This is an incredibly expensive script, but it's in the right genre: sci-fi action tales are more or less the only stories that can feasibly sustain this huge of a budget and still have a chance at profitability. This script would need to connect with the same massive crowds that made films like INCEPTION or MINORITY REPORT print money, and providing that the violence be toned down to a hard PG-13 it's totally possible to connect with all of them. Going R-rated might constrict the audience a bit, but not unduly so. In terms of satisfying the audience, it's a tough call: there's not a lot in this script that doesn't feel at least a bit derivative, but it brings the spectacle in a big way. It may be a bit of a split vote amongst action fans, but crossover appeal will be limited by the run-of-the-mill plotting.

Well, well, well.  I was pleasantly surprised by this.  First of all, the script in question is just a big sci-fi action film that will never get made.  So with that comes a bit of trepidation.  Those types of scripts for an amateur can be utterly shocking - too big and ambitious for a new writer.  So to me, this feedback is beyond anything I could've expected.

For an action script, it seems like I nailed the action.  Writing action isn't fuckin' easy.  Its either too much description to lose a reader or too little not to give any impact. But from this it seems like it delivered on that.

Another big aspect was commentating on the films that heavily influenced it.  Sometimes I get the feeling from screenwriting blogs and articles is that influences can ruin a script due if they are too open about it.  In this case it seems more that the story follows a conventional route rather than it being a case of a selection of favourite movie scenes put together.

When I read this I decided to reach out in the twatter-verse and ask a writer I've been following called Emily Blake.  Check out her blog - http://bambookillers.blogspot.co.uk/.

The idea was to get another opinion that can confirm what I want to do next based on the evaluation.  I can easily have made my own decision but I needed someone else to clarify the next step. Her response was that cliche is death and to rewrite.  Which is what I took from the evaluation but as I do tend to second guess myself I needed to make sure so I could kick on.

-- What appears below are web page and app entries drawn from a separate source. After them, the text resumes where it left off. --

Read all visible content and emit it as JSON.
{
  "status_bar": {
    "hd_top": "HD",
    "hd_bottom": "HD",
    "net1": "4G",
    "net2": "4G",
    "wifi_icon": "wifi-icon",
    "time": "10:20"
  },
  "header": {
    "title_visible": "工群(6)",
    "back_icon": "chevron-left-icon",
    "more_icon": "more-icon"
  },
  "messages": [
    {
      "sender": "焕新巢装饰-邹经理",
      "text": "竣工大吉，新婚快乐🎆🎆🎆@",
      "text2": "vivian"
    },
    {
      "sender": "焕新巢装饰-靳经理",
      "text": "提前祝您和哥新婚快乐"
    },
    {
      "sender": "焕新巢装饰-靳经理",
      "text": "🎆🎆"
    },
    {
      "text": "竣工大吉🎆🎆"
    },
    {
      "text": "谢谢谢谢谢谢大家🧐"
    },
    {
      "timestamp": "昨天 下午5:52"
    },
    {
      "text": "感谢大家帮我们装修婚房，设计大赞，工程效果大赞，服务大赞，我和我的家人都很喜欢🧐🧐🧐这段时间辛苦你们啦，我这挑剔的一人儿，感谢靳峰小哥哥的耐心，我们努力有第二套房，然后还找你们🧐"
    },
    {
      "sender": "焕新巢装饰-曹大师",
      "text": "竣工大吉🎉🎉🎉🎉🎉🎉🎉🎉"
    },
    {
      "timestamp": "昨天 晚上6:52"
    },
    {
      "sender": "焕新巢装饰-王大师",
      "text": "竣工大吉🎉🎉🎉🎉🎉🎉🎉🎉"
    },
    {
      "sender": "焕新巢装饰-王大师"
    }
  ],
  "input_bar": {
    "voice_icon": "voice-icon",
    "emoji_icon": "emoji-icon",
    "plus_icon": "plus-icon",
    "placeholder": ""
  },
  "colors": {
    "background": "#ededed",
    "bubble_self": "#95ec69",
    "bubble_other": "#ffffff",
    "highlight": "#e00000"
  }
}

We'll see what I do with it.  But I'd say it is well worth using.  It's far cheaper and more beneficial if you want to be taken seriously.  It gets the script out there and you never know....well, yeah I do but I've got nothing else to look forward to.

See ya on he flip side...Danny.